The good news is that there is a renewed momentum toward rebuilding our nation’s crumbling infrastructure. Both President Donald Trump and congressional leaders have proposed spending $1 trillion over the next 10 years to upgrade the nation’s infrastructure. This investment can be the beginning of a much more robust infrastructure rebuilding initiative going forward.
For contractors, such a boom will bring many opportunities to expand business activities and participate in the rebuilding of America. But with any surge in new projects will come a variety of challenges and risks for contractors and employees.
Right out of the gate, one challenge facing many contractors is a significant shortage in experienced construction workers across the U.S. According to a March 2017 Bloomberg analysis, expenditures of $100 billion per year for 10 years will require the hiring of more than 500,000 additional construction workers and skilled trades professionals, a number that Bloomberg analysts doubt will be achievable short-term. Compounding the talent crunch is the fact that infrastructure activity generally accounts for about 25 percent of all construction spending. The rest is accounted for by residential and private commercial construction. Infrastructure contractors will no doubt face stiff competition for talent.

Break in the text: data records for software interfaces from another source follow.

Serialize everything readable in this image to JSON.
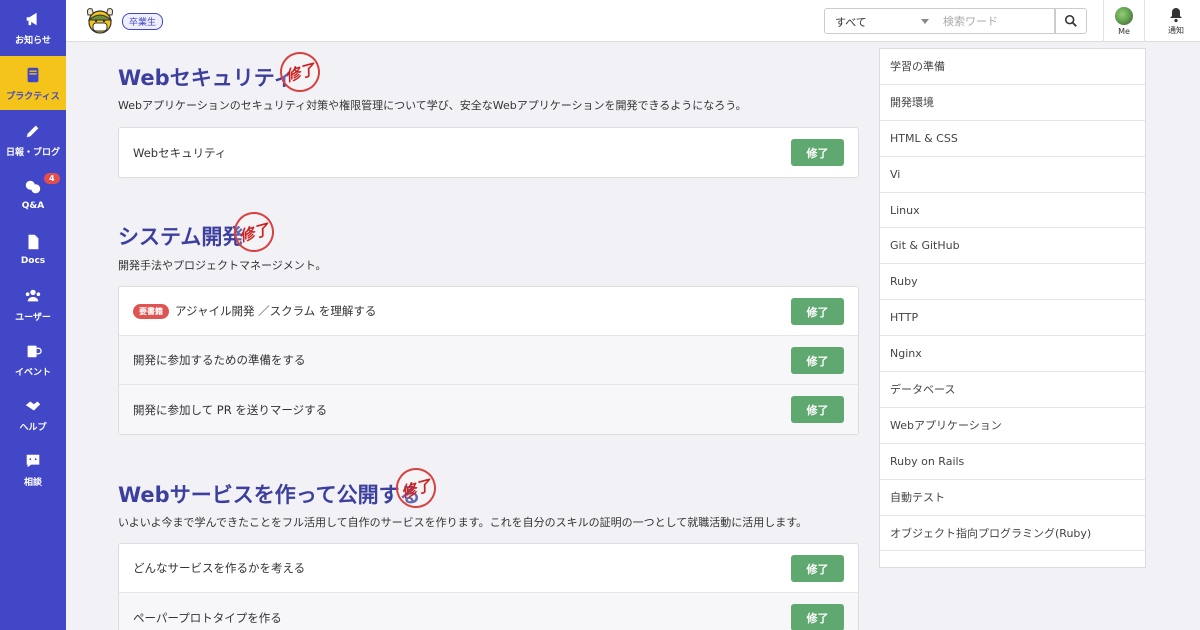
{
  "sidebar": {
    "items": [
      {
        "label": "お知らせ",
        "icon": "megaphone-icon"
      },
      {
        "label": "プラクティス",
        "icon": "book-icon",
        "active": true
      },
      {
        "label": "日報・ブログ",
        "icon": "pencil-icon"
      },
      {
        "label": "Q&A",
        "icon": "chat-icon",
        "badge": "4"
      },
      {
        "label": "Docs",
        "icon": "document-icon"
      },
      {
        "label": "ユーザー",
        "icon": "users-icon"
      },
      {
        "label": "イベント",
        "icon": "mug-icon"
      },
      {
        "label": "ヘルプ",
        "icon": "handshake-icon"
      },
      {
        "label": "相談",
        "icon": "comment-icon"
      }
    ]
  },
  "header": {
    "badge": "卒業生",
    "search_select": "すべて",
    "search_placeholder": "検索ワード",
    "me_label": "Me",
    "notif_label": "通知"
  },
  "sections": [
    {
      "title": "Webセキュリティ",
      "stamp": "修了",
      "description": "Webアプリケーションのセキュリティ対策や権限管理について学び、安全なWebアプリケーションを開発できるようになろう。",
      "practices": [
        {
          "label": "Webセキュリティ",
          "button": "修了"
        }
      ]
    },
    {
      "title": "システム開発",
      "stamp": "修了",
      "description": "開発手法やプロジェクトマネージメント。",
      "practices": [
        {
          "label": "アジャイル開発 ／スクラム を理解する",
          "badge": "要書籍",
          "button": "修了"
        },
        {
          "label": "開発に参加するための準備をする",
          "button": "修了"
        },
        {
          "label": "開発に参加して PR を送りマージする",
          "button": "修了"
        }
      ]
    },
    {
      "title": "Webサービスを作って公開する",
      "stamp": "修了",
      "description": "いよいよ今まで学んできたことをフル活用して自作のサービスを作ります。これを自分のスキルの証明の一つとして就職活動に活用します。",
      "practices": [
        {
          "label": "どんなサービスを作るかを考える",
          "button": "修了"
        },
        {
          "label": "ペーパープロトタイプを作る",
          "button": "修了"
        }
      ]
    }
  ],
  "category_nav": [
    "学習の準備",
    "開発環境",
    "HTML & CSS",
    "Vi",
    "Linux",
    "Git & GitHub",
    "Ruby",
    "HTTP",
    "Nginx",
    "データベース",
    "Webアプリケーション",
    "Ruby on Rails",
    "自動テスト",
    "オブジェクト指向プログラミング(Ruby)"
  ],
  "colors": {
    "sidebar": "#4147c7",
    "active_item": "#f5c41a",
    "title": "#3c3f9e",
    "done_button": "#5fa870",
    "stamp": "#d94040"
  }
}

One obvious answer will be to recruit and train workers without prior construction experience, a process with its own inherent risks. Zurich construction workers’ compensation claim data between 2003 and 2013 revealed that employees on the job less than one year had a disproportionate number and cost of lost-time injuries. Simply, construction work is generally more dangerous than most other job categories. New workers are more likely to be injured due to lack of experience in potentially dangerous environments. In addition, newer workers may lack the physical conditioning required for immediate heavy work tasks.

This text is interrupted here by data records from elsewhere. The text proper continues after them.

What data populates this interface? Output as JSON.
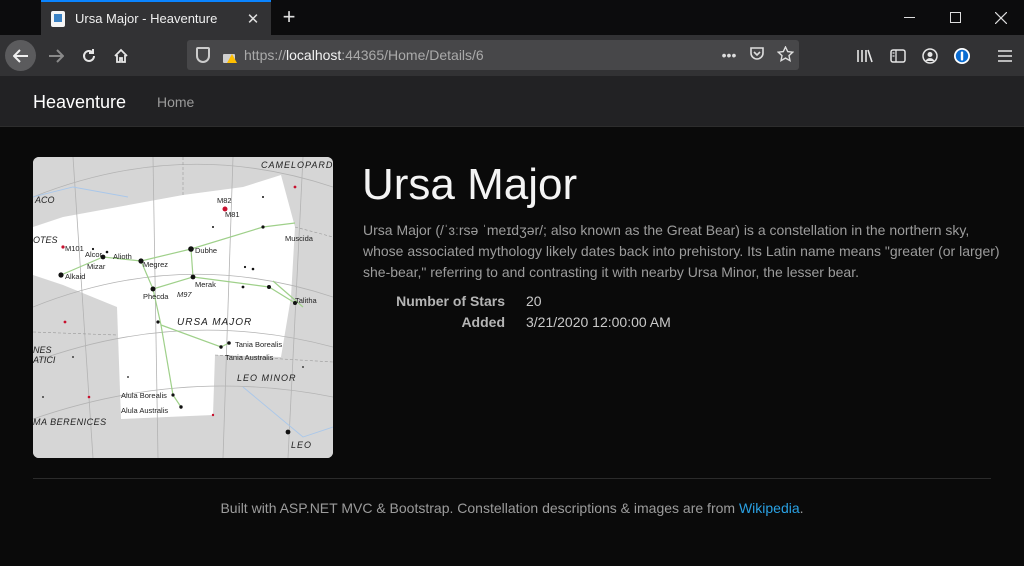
{
  "browser": {
    "tab_title": "Ursa Major - Heaventure",
    "url_scheme": "https://",
    "url_host": "localhost",
    "url_rest": ":44365/Home/Details/6"
  },
  "site": {
    "brand": "Heaventure",
    "nav_home": "Home"
  },
  "constellation": {
    "name": "Ursa Major",
    "description": "Ursa Major (/ˈɜːrsə ˈmeɪdʒər/; also known as the Great Bear) is a constellation in the northern sky, whose associated mythology likely dates back into prehistory. Its Latin name means \"greater (or larger) she-bear,\" referring to and contrasting it with nearby Ursa Minor, the lesser bear.",
    "details": [
      {
        "label": "Number of Stars",
        "value": "20"
      },
      {
        "label": "Added",
        "value": "3/21/2020 12:00:00 AM"
      }
    ]
  },
  "chart_labels": {
    "camelopardalis": "CAMELOPARD",
    "ursa_major": "URSA MAJOR",
    "leo_minor": "LEO MINOR",
    "leo": "LEO",
    "berenices": "MA BERENICES",
    "canes": "NES",
    "canes2": "ATICI",
    "bootes": "OTES",
    "draco": "ACO",
    "stars": [
      "M82",
      "M81",
      "Dubhe",
      "Muscida",
      "M101",
      "Alcor",
      "Alioth",
      "Megrez",
      "Mizar",
      "Alkaid",
      "Phecda",
      "Merak",
      "M97",
      "Talitha",
      "Tania Borealis",
      "Tania Australis",
      "Alula Borealis",
      "Alula Australis"
    ]
  },
  "footer": {
    "text": "Built with ASP.NET MVC & Bootstrap. Constellation descriptions & images are from ",
    "link": "Wikipedia",
    "tail": "."
  },
  "icons": {
    "back": "arrow-left-icon",
    "forward": "arrow-right-icon",
    "reload": "reload-icon",
    "home": "home-icon",
    "library": "library-icon",
    "sidebar": "sidebar-icon",
    "account": "account-icon",
    "extension": "password-manager-icon",
    "menu": "hamburger-menu-icon"
  },
  "colors": {
    "accent": "#0a84ff",
    "link": "#2aa1e3",
    "background": "#0a0a0a",
    "navbar": "#222224"
  }
}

At the other end of the experience continuum, an infrastructure boom may entice workers laid off during the construction slump of the recession to return to the profession. However, if they have been out of the field for any length of time, these workers could themselves be physically deconditioned, resulting in the potential for increased lost-time claims.
In either case, pre-placement/post-offer employment tests (POET) can help identify and potentially screen out candidates with prior injuries or who lack the physical conditioning to perform heavy work. A POET may consist of both a medical exam and a functional assessment of workers’ capabilities to perform the tasks for which they were hired. Testing can also provide a baseline health status that can be invaluable in determining whether or not an employee is able to return to work at the level of physical activity for which they were hired. Prior to the implementation of any POET program, employers should consult with legal counsel for assistance in design and implementation and compliance with employment practices law under the Americans with Disabilities Act (ADA) and any local jurisdictions.
An additional consideration associated with any new infrastructure program can be the risk associated with continuity of project financing and hence the ability to complete the project under the terms of an existing contract. Political shifts, weather, catastrophic events and other factors can influence projects in ways that may be difficult to foresee.
Upon acceptance of a bid for any public infrastructure project, it is important for a contractor to secure a well-crafted surety program. Surety bonds can help to ensure the completion of projects that may involve challenging working conditions as well as many different subcontractors and types of workers. Performance bonds are designed to protect the interests of taxpayers and private investors in the event of default by the major contractor. They also provide economic security to local subcontractors and suppliers.
Participating in the rebuilding of America’s vital infrastructure will be both an exciting and profitable undertaking for construction firms across the nation. With careful attention to effective management practices at all stages of a project, contractors may also strengthen their own reputations and prospects for additional work for years to come.